BY ANDREA GONZALEZ
The mortuary science department has been at Cypress College since 1977, and since 2017 it remains the only community college in California to offer a bachelor’s degree for mortuary science.
There are only two community colleges in California that offer a funeral service degree, but Cypress College is the only one that offers a bachelor’s program. Since having a bachelor’s program is very costly, many community colleges don’t offer this opportunity.
Considering students are being prepared to work in funeral service, they have a responsibility to maintain ethics; It is imperative they know how to work cohesively and effortlessly with families when preparing the body and the funeral service.
“It’s threaded throughout our curriculum [and] it’s an integral part of every single one of our classes,” said Professor Jolena Grande, a mortuary science teacher at Cypress College.
Since ethics and laws are such a big concern in funeral service, Cypress College offers classes that discuss the laws and ethics related to mortuary science.
Professor Grande said that there are many scenarios students should be prepared for when they enter the funeral industry. Handling the body and facilitating the funeral is one thing, but learning how to work with the family of the deceased is another.
Perhaps a family comes in and indicates that the deceased had three children, but only two of the three children want to be involved in the arrangements for the funeral. It would be unethical to only listen to two of the three children when all three voices have equal rights to disposition.

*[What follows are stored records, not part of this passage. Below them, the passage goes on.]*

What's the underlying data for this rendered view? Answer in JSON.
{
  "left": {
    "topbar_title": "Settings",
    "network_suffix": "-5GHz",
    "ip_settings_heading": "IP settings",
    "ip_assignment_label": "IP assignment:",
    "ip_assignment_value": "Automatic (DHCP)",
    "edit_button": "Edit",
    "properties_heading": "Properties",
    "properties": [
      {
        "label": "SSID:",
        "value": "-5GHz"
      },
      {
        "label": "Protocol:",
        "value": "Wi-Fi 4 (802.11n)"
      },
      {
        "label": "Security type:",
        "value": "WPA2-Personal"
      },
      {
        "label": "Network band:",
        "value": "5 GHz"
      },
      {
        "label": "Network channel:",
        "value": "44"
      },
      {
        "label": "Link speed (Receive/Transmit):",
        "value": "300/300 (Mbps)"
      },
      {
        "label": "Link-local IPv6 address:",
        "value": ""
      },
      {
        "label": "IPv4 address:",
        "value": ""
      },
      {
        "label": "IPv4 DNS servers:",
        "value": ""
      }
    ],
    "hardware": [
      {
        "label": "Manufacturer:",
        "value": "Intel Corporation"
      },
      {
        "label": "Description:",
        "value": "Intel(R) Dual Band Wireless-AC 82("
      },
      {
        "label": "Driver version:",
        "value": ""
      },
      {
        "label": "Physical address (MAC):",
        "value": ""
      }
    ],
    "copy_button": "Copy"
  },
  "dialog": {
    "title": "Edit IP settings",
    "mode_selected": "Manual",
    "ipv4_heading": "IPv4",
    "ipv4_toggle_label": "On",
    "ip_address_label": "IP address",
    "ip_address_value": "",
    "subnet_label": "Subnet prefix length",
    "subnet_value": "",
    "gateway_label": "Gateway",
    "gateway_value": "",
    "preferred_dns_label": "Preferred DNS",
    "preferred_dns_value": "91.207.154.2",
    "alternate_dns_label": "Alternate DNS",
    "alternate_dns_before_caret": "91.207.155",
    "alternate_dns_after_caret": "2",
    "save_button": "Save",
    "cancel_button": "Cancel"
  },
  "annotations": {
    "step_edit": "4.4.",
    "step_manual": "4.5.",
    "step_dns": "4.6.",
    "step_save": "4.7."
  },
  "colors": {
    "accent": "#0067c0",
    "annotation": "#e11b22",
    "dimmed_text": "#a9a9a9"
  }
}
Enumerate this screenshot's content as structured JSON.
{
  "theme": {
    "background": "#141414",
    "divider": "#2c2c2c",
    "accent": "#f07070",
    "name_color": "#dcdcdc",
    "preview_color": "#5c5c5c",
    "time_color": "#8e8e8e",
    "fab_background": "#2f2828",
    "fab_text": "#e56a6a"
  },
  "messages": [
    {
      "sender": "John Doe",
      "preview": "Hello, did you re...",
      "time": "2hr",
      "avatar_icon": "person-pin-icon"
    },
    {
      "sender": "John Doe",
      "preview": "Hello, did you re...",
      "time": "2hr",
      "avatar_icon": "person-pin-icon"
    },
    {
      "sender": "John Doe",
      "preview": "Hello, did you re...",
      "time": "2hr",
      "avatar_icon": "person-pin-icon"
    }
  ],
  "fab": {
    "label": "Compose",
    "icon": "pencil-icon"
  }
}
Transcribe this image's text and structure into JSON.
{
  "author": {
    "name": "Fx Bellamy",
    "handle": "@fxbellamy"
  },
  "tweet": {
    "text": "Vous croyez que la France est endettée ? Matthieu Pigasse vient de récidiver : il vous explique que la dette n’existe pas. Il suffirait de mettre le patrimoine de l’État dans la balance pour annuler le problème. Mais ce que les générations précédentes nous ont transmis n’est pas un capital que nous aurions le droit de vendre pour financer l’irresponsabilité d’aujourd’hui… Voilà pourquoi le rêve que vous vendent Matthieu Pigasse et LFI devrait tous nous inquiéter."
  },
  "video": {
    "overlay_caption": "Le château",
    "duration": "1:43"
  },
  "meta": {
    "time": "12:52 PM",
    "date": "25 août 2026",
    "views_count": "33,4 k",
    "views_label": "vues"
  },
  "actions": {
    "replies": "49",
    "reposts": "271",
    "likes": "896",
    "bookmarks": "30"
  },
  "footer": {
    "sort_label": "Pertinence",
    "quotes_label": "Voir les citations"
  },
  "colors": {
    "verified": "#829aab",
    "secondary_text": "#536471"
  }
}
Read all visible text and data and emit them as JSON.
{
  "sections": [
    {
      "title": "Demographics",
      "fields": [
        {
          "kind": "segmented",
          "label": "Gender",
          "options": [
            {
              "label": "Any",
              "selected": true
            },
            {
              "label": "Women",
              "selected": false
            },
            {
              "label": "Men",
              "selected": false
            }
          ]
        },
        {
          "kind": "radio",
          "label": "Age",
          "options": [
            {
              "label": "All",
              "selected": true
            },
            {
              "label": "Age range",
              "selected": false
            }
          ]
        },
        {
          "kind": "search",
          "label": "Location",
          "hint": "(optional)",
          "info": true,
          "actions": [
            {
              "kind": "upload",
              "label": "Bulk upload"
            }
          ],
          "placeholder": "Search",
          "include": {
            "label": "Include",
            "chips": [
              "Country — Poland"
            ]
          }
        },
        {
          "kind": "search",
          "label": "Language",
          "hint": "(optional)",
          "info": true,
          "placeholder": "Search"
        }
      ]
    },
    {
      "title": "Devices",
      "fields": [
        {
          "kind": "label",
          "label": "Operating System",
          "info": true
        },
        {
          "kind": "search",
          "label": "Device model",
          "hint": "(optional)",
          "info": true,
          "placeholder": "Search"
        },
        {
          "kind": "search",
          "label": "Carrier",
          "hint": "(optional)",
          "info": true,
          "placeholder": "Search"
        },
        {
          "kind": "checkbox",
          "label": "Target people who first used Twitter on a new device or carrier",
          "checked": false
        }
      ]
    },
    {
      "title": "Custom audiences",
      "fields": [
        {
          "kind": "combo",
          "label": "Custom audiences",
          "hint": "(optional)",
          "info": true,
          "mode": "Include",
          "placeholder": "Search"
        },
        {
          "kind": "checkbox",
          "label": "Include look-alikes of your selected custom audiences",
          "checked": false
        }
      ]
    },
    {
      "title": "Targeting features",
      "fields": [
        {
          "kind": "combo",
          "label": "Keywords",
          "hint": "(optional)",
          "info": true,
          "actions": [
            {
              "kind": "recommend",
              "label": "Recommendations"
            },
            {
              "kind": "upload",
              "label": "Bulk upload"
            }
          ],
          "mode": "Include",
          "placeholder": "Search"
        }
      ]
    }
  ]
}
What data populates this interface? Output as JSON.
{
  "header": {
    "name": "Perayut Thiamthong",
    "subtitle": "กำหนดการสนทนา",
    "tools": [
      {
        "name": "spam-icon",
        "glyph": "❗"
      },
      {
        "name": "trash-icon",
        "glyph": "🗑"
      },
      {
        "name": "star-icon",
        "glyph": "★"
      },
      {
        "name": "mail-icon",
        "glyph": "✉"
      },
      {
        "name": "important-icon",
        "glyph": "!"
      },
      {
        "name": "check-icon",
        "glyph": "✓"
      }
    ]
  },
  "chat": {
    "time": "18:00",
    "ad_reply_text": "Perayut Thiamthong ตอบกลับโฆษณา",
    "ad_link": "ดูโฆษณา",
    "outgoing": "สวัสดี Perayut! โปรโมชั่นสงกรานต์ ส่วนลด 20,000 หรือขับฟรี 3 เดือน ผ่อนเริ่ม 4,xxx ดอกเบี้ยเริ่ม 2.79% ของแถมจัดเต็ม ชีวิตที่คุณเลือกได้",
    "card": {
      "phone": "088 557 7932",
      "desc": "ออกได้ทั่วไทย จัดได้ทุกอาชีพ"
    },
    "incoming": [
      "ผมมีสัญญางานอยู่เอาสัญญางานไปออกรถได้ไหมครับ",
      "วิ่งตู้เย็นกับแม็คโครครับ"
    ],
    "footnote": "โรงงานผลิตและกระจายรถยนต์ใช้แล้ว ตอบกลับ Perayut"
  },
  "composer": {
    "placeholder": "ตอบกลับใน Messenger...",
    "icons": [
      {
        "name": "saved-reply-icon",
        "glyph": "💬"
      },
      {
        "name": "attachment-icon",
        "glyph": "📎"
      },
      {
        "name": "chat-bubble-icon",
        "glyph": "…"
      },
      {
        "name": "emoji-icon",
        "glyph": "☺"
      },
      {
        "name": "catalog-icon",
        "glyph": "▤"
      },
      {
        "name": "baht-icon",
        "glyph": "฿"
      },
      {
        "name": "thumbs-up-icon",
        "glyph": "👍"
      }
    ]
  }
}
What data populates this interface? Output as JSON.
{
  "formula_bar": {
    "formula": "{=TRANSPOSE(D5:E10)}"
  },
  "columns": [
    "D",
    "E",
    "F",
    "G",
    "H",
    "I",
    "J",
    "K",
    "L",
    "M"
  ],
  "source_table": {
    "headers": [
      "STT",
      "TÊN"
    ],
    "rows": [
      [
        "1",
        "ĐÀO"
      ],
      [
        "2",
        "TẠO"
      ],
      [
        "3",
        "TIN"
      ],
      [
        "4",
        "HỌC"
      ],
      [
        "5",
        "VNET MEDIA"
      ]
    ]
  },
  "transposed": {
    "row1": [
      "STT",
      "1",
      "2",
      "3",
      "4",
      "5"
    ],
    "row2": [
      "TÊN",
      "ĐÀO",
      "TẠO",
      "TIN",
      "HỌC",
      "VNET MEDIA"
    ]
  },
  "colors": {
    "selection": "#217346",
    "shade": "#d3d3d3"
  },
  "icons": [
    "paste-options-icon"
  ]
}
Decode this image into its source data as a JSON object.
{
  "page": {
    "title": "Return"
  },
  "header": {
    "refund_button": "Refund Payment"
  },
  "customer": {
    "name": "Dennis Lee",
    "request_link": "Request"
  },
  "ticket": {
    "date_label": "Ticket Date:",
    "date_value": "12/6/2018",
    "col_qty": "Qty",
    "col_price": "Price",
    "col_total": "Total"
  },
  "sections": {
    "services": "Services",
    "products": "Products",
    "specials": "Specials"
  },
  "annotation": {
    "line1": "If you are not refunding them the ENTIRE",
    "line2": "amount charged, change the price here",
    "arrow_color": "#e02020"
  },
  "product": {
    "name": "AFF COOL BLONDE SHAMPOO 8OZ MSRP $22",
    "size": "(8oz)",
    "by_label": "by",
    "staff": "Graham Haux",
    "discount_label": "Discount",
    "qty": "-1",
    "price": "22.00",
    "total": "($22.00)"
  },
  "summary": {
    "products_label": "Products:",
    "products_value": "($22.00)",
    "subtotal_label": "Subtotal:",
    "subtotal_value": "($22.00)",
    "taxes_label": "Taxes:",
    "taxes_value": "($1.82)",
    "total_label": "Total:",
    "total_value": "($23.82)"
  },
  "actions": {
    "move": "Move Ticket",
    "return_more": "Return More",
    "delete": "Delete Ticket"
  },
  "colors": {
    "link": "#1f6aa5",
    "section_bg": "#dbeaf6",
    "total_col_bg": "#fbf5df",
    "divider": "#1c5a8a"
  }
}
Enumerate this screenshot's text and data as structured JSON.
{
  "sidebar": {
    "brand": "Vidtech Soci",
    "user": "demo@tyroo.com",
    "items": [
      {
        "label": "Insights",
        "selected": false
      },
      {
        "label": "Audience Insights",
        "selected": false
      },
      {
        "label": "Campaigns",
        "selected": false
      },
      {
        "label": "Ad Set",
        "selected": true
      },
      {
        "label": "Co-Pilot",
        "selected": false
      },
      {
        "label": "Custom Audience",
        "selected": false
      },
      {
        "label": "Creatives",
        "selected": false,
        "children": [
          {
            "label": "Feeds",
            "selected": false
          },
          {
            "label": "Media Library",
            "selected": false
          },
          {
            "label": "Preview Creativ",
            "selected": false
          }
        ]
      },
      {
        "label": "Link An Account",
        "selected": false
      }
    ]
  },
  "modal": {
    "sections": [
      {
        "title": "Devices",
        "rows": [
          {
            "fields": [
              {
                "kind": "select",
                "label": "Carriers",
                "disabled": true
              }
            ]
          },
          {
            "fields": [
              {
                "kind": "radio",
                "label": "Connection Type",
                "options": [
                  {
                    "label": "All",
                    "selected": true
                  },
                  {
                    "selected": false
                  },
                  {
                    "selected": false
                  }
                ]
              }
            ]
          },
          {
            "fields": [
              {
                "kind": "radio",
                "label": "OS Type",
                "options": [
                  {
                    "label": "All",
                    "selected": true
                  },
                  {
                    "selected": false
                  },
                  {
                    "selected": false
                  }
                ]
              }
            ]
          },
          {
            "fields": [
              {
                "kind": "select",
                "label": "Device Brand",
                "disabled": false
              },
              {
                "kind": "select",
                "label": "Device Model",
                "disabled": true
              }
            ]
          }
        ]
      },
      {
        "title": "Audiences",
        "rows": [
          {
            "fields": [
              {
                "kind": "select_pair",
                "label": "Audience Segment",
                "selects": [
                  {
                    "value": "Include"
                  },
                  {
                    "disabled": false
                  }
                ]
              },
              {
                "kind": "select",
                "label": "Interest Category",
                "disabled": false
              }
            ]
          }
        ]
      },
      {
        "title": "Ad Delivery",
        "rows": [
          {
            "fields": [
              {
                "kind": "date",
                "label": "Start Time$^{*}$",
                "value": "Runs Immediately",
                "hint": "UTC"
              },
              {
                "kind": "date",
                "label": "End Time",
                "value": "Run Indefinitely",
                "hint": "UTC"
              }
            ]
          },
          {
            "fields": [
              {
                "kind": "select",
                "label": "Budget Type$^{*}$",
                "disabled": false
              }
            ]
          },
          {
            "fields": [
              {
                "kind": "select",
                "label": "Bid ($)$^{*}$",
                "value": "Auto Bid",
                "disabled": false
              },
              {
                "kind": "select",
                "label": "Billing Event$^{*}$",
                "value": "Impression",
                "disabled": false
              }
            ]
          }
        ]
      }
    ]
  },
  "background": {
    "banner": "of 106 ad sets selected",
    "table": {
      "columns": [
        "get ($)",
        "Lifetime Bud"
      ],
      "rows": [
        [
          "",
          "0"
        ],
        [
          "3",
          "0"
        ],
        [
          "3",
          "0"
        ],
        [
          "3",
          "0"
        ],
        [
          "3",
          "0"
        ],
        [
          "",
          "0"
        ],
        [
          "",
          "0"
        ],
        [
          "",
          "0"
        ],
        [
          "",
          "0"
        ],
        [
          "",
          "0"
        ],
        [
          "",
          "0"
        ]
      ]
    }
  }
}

“It is our responsibility to help broker those conversations so that all three children are in alignment with whatever the wishes of the deceased would have been,” said Professor Grande.
The bodies that students use for class aren’t donated, and they are not cadavers; they are the indigent dead of L.A county who had no funds to pay for their own disposition. The L.A County public administrator’s office gives Cypress College the opportunity to care for the remains in their labs, and then return them to the county of L.A for ultimate disposition.
As reasonably so, some people have a hard time looking and thinking about dead bodies. However, two Mortuary science majors, Julie Williams and Allison Rollerson, both agreed that working with bodies was not daunting because it provided the proper education they needed, and it also offered practical situations in which they were both intrigued.
Julie Williams said, “I already worked at a care center before, so I have already been exposed to that, and it’s not scary because you already come through embalming and restorative art, so it’s not like you’re not already set up for it.”
Allison Rollerson added, “They make it a requirement to be in a mortuary before you start the program.”
Many people tend to ask what jobs can mortuary science majors get? According to the official Cypress College mortuary science website, “Program graduates can pursue careers as morticians, undertakers and funeral directors with an average annual salary of $53,400.” Cypress College partners with Forest Lawn in Cypress and many other mortuaries to prepare students for real on the field work after they receive their bachelor’s degree.
Rollerson and Williams said that the most rewarding thing about the mortuary science program is having the opportunity to not only learn about embalming and the restorative process, but having the chance to actually put those skills to use.
“I think that this class is very relaxing, and in a way it fulfills the art and science portion of the program. For me, [restorative art] was the one class that I wanted to take [when I started] the program,” said Rollerson.
Williams said, “One of the reasons I was so excited was because I have a cosmetology background, and for me it was cool because I get to mix that with the whole embalming aspect.”
As for the professors, the most rewarding part about teaching mortuary science year after year is getting to see how devoted and interested the students are. For professor Grande, she admires how her students are willing to serve their community and not put others before themselves.
Professor Grande said, “They are really a pivotal part of their community with helping client families on their most difficult days.”
There is no doubt that the mortuary science program is one of a kind. With the rare chance of earning a bachelor’s degree at a community college, mortuary science majors are more than prepared for the real world in the funeral service industry.
Photo courtesy Cypress College